## Dataset:
BEGIN
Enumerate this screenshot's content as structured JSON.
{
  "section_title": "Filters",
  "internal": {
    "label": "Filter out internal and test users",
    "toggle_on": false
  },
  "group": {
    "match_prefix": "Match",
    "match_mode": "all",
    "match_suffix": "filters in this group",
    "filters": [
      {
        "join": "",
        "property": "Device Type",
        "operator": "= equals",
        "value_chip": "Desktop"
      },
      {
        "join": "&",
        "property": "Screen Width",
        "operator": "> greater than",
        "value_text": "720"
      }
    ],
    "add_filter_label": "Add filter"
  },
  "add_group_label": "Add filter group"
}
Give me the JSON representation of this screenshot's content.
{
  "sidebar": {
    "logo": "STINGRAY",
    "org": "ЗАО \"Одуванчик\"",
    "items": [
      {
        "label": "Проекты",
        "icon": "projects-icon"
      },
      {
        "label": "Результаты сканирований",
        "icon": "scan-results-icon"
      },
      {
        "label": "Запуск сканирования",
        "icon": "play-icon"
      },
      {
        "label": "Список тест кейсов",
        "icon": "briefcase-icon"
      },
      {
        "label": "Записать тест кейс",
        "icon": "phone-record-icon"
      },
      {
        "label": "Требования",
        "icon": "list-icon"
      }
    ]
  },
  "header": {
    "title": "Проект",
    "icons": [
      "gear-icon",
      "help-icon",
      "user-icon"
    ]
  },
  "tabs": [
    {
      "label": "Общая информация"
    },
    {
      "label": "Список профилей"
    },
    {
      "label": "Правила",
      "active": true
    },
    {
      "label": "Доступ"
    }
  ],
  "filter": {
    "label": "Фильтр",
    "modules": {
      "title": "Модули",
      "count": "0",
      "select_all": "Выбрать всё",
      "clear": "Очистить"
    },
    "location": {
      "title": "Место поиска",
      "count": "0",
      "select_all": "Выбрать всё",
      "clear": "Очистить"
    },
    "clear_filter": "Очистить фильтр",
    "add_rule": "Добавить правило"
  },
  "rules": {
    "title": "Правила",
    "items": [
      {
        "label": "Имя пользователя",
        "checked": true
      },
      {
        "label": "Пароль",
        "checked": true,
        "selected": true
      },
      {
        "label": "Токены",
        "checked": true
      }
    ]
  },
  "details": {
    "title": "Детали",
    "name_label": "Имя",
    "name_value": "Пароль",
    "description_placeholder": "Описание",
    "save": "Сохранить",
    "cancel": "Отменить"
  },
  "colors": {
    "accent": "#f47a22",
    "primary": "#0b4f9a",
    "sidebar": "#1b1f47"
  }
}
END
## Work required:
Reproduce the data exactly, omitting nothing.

## Exercise result:
Enumerate this screenshot's content as structured JSON.
{
  "section_title": "Filters",
  "internal": {
    "label": "Filter out internal and test users",
    "toggle_on": false
  },
  "group": {
    "match_prefix": "Match",
    "match_mode": "all",
    "match_suffix": "filters in this group",
    "filters": [
      {
        "join": "",
        "property": "Device Type",
        "operator": "= equals",
        "value_chip": "Desktop"
      },
      {
        "join": "&",
        "property": "Screen Width",
        "operator": "> greater than",
        "value_text": "720"
      }
    ],
    "add_filter_label": "Add filter"
  },
  "add_group_label": "Add filter group"
}
Give me the JSON representation of this screenshot's content.
{
  "sidebar": {
    "logo": "STINGRAY",
    "org": "ЗАО \"Одуванчик\"",
    "items": [
      {
        "label": "Проекты",
        "icon": "projects-icon"
      },
      {
        "label": "Результаты сканирований",
        "icon": "scan-results-icon"
      },
      {
        "label": "Запуск сканирования",
        "icon": "play-icon"
      },
      {
        "label": "Список тест кейсов",
        "icon": "briefcase-icon"
      },
      {
        "label": "Записать тест кейс",
        "icon": "phone-record-icon"
      },
      {
        "label": "Требования",
        "icon": "list-icon"
      }
    ]
  },
  "header": {
    "title": "Проект",
    "icons": [
      "gear-icon",
      "help-icon",
      "user-icon"
    ]
  },
  "tabs": [
    {
      "label": "Общая информация"
    },
    {
      "label": "Список профилей"
    },
    {
      "label": "Правила",
      "active": true
    },
    {
      "label": "Доступ"
    }
  ],
  "filter": {
    "label": "Фильтр",
    "modules": {
      "title": "Модули",
      "count": "0",
      "select_all": "Выбрать всё",
      "clear": "Очистить"
    },
    "location": {
      "title": "Место поиска",
      "count": "0",
      "select_all": "Выбрать всё",
      "clear": "Очистить"
    },
    "clear_filter": "Очистить фильтр",
    "add_rule": "Добавить правило"
  },
  "rules": {
    "title": "Правила",
    "items": [
      {
        "label": "Имя пользователя",
        "checked": true
      },
      {
        "label": "Пароль",
        "checked": true,
        "selected": true
      },
      {
        "label": "Токены",
        "checked": true
      }
    ]
  },
  "details": {
    "title": "Детали",
    "name_label": "Имя",
    "name_value": "Пароль",
    "description_placeholder": "Описание",
    "save": "Сохранить",
    "cancel": "Отменить"
  },
  "colors": {
    "accent": "#f47a22",
    "primary": "#0b4f9a",
    "sidebar": "#1b1f47"
  }
}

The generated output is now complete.